Data listing =>
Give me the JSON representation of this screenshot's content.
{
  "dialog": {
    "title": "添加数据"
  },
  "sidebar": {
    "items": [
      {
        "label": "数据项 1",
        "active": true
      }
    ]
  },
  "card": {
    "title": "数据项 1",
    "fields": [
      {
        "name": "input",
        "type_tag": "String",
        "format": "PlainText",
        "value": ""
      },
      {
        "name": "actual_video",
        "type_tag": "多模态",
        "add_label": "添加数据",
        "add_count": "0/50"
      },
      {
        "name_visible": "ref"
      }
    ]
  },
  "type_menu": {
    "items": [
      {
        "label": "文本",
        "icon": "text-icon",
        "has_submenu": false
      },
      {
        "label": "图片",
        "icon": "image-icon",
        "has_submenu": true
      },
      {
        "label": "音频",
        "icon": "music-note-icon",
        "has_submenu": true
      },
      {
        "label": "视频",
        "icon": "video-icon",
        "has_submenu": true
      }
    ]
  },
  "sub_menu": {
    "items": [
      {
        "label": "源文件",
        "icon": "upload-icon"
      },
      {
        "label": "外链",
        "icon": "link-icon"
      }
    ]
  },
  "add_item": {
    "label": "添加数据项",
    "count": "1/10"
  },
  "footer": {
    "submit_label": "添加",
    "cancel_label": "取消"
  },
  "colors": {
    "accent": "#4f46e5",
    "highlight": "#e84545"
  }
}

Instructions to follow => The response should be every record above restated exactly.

Response to the task =>
Give me the JSON representation of this screenshot's content.
{
  "dialog": {
    "title": "添加数据"
  },
  "sidebar": {
    "items": [
      {
        "label": "数据项 1",
        "active": true
      }
    ]
  },
  "card": {
    "title": "数据项 1",
    "fields": [
      {
        "name": "input",
        "type_tag": "String",
        "format": "PlainText",
        "value": ""
      },
      {
        "name": "actual_video",
        "type_tag": "多模态",
        "add_label": "添加数据",
        "add_count": "0/50"
      },
      {
        "name_visible": "ref"
      }
    ]
  },
  "type_menu": {
    "items": [
      {
        "label": "文本",
        "icon": "text-icon",
        "has_submenu": false
      },
      {
        "label": "图片",
        "icon": "image-icon",
        "has_submenu": true
      },
      {
        "label": "音频",
        "icon": "music-note-icon",
        "has_submenu": true
      },
      {
        "label": "视频",
        "icon": "video-icon",
        "has_submenu": true
      }
    ]
  },
  "sub_menu": {
    "items": [
      {
        "label": "源文件",
        "icon": "upload-icon"
      },
      {
        "label": "外链",
        "icon": "link-icon"
      }
    ]
  },
  "add_item": {
    "label": "添加数据项",
    "count": "1/10"
  },
  "footer": {
    "submit_label": "添加",
    "cancel_label": "取消"
  },
  "colors": {
    "accent": "#4f46e5",
    "highlight": "#e84545"
  }
}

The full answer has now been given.